*Records provided*
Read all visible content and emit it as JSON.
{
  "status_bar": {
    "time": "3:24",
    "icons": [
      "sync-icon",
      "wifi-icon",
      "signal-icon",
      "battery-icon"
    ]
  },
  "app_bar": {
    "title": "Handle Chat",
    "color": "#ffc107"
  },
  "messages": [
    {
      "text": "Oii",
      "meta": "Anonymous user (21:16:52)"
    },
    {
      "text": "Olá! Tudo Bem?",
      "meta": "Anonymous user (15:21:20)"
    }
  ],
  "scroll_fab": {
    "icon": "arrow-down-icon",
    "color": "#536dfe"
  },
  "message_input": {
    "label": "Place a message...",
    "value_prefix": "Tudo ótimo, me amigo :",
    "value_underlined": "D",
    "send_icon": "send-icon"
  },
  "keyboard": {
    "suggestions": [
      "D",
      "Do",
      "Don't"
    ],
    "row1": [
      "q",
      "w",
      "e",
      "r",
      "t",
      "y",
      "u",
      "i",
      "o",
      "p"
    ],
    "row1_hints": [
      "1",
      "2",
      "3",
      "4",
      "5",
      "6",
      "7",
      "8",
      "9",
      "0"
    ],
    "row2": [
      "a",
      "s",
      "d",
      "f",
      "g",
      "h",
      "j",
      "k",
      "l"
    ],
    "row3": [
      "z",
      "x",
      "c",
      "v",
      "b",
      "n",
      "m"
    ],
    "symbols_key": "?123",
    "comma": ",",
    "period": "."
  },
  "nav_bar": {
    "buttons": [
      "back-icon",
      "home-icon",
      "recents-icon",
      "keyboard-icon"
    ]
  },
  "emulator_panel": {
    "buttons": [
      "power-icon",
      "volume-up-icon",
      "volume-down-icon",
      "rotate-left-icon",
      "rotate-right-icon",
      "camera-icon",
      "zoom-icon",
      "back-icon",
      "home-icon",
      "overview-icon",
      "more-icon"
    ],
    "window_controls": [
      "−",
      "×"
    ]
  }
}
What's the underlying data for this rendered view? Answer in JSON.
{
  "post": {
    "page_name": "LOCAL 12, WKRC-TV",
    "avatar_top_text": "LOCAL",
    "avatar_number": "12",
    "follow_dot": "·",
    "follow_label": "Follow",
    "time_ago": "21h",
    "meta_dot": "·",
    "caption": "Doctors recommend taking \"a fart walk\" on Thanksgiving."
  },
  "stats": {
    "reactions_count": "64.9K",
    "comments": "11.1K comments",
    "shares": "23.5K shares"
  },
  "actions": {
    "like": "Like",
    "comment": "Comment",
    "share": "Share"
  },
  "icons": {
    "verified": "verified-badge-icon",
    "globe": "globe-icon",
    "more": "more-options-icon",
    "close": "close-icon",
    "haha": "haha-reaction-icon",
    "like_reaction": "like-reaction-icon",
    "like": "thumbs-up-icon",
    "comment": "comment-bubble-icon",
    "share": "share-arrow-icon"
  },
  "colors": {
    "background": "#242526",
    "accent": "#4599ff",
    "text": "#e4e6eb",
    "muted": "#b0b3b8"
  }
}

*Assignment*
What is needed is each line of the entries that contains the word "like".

*Result of the task*
    "like": "Like",
    "like_reaction": "like-reaction-icon",
    "like": "thumbs-up-icon",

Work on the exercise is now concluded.